About Parent Coordination
For the last thirty years, the divorce rate in the United States has ranged between 40 and 50 percent(Clark-Stewart & Brentano, 2006; Gaulier, Margerum, Price, & Windell, 2007), and research indicates that the divorce rate is approximately 10% worse for second marriages (Engblom-Deglmann, 2009; Ganong, Coleman, & Weaver, 2002). With this level of marital dissolution, almost half of the children born today will experience the divorce of their parents (Hetherington, Stanley-Hagan, & Anderson, 1989), and because approximately three quarters of those who divorce will remarry (Amato, 2000), many children will experience more than one divorce during their childhood. Parents who divorce may be legally separated from their former spouses, but they remain tied to one another through their children, thus facing the challenge of coparenting.
The hurt, anger, and sense of injury experienced after most divorces will often impair or reduce the functioning of the divorcing individuals, their children, and families. The divorce often impacts each individualâï¿½ï¿½s parenting, coparenting, professional work, and social functioning. Research demonstrates that it is the With approximately half of all marriages ending in injuries of this kind, the problems facing divorcing parents are substantial.
The families most severely impacted by divorce, however, are the approximately 20 percent of parents and children involved in high-conflict divorces (Gaulier et al., 2007; Maccoby & Mnookin, 1992; Malcore, 2011; R. Stewart, 2001). Without effective interventions, these couples will usually continue to battle throughout their childrenâï¿½ï¿½s lifetimes resulting in years of poor coparenting and injury after injury to each other and their children.
Coparenting is an enterprise of two or more adults, typically parents, who take on the shared responsibility to care for and raise a child or children (McHale, 2007; McHale, Lauretti, Talbot, & Pouquette, 2002; McHale & Lindahl, 2011). In the 1970s and 1980s as more and more children began to be raised in post-divorce coparenting situations, evidence began to emerge that severe emotional and behavioral distress was occurring in the lives of these children (Emery, 1982; Hetherington, Cox, & Cox, 1978; Wallerstein & Kelly, 1975; McHale & Lindahl, 2011). However, in families where coparenting existed and parents worked well together and supported one anotherâï¿½ï¿½s parenting efforts, the childrenâï¿½ï¿½s functioning, development, and mental health were not as severely impacted, and children showed far fewer signs of distress (Bonach, 2007; Maccoby & Mnookin, 1992; McHale, 2007; McHale & Lindahl, 2011). Coparenting can make all the difference in the world for a developing child, and its absence can be devastating to that child.

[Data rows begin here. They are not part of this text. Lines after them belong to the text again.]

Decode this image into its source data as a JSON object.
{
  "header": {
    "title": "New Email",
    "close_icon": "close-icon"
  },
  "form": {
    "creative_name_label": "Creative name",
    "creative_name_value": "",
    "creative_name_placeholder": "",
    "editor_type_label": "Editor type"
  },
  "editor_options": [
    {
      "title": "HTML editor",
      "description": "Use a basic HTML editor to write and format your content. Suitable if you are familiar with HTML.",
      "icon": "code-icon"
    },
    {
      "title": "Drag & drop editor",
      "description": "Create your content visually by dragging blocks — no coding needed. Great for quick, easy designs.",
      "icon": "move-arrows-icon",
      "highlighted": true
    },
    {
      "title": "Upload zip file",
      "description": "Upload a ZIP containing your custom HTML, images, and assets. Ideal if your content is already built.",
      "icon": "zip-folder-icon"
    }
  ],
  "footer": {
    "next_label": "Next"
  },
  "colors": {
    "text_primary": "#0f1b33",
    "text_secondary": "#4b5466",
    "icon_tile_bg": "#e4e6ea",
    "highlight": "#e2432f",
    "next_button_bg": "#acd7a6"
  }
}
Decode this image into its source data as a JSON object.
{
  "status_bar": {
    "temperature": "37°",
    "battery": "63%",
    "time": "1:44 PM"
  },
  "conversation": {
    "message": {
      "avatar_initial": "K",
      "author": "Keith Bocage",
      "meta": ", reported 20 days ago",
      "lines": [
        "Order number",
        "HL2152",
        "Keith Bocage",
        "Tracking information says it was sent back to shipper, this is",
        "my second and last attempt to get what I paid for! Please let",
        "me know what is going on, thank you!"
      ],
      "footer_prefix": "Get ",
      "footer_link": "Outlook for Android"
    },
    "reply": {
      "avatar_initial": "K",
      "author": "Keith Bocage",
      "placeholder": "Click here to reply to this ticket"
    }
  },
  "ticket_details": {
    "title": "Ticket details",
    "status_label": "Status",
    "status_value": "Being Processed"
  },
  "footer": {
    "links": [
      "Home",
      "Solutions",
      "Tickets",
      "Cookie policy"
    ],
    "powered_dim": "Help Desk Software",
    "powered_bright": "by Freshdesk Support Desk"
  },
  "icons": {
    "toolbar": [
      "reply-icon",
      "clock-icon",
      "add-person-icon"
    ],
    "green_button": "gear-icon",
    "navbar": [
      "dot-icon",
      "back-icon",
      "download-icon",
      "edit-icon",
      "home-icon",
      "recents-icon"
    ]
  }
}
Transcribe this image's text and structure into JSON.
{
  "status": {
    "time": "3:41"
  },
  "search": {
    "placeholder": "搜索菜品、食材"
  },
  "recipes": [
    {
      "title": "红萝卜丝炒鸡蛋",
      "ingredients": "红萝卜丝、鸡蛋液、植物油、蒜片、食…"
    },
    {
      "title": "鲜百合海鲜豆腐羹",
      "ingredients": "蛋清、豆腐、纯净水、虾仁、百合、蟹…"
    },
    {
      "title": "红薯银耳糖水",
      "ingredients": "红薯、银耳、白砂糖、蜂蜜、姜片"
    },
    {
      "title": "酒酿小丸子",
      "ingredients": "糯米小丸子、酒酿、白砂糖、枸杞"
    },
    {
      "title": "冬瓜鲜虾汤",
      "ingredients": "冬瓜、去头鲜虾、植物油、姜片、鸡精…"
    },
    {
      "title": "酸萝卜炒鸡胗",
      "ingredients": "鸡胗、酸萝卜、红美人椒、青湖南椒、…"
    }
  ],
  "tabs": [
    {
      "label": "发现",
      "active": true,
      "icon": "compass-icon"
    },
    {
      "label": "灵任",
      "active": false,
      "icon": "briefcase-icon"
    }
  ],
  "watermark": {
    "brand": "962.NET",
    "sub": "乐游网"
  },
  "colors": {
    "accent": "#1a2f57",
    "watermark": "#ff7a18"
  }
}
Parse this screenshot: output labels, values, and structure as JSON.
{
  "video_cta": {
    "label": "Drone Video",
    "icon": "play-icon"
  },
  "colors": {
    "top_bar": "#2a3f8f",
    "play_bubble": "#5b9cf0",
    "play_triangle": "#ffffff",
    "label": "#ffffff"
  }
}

Parent coordination is very effective option for high conflict divorce situations or parents who are struggling with significant co-parenting issues. Parent Coordination is intended to help reduce conflict, increase coparenting, and resolve parenting-related issues more effectively. This intervention is one of the newest effective approaches to address high-conflict divorces (Deutsch, 2008). This process is a court-ordered, child-centered, alternative, dispute-resolution approach that uses a therapist specifically trained and certified in parent coordination to help parents implement their parenting plan and coparent by facilitating the resolution of their disputes more efficiently (Carter, 2011; Gaulier et al., 2007; Henry et al., 2011). This approach is especially well suited for divorced individuals who have refused or have failed at other intervention methods and are experiencing a high level of coparenting problems.
This process simply requires either party to petition the court or attain a court order assigning a Parenting Coordinator (PC) to assist the parties in creating healthier coparenting situations, reducing toxic or chronic unhealthy behaviors, improving coparenting communication, helping coparents improve problem solving and find effective ways to help resolve issues and disputes. By improving these issues parent coordination is quite effective in improving the quality of life for both parents and most importantly for the child(ren).
If you are in need of Parent Coordination simply contact your attorney or petition the court and request the court assign Dr. Ernie Reilly, LCSW as your parent coordinator. Once your parent coordination is court ordered please contact the Counseling Corner to set up a time to begin the process with Dr. Reilly and we will assist you with the rest.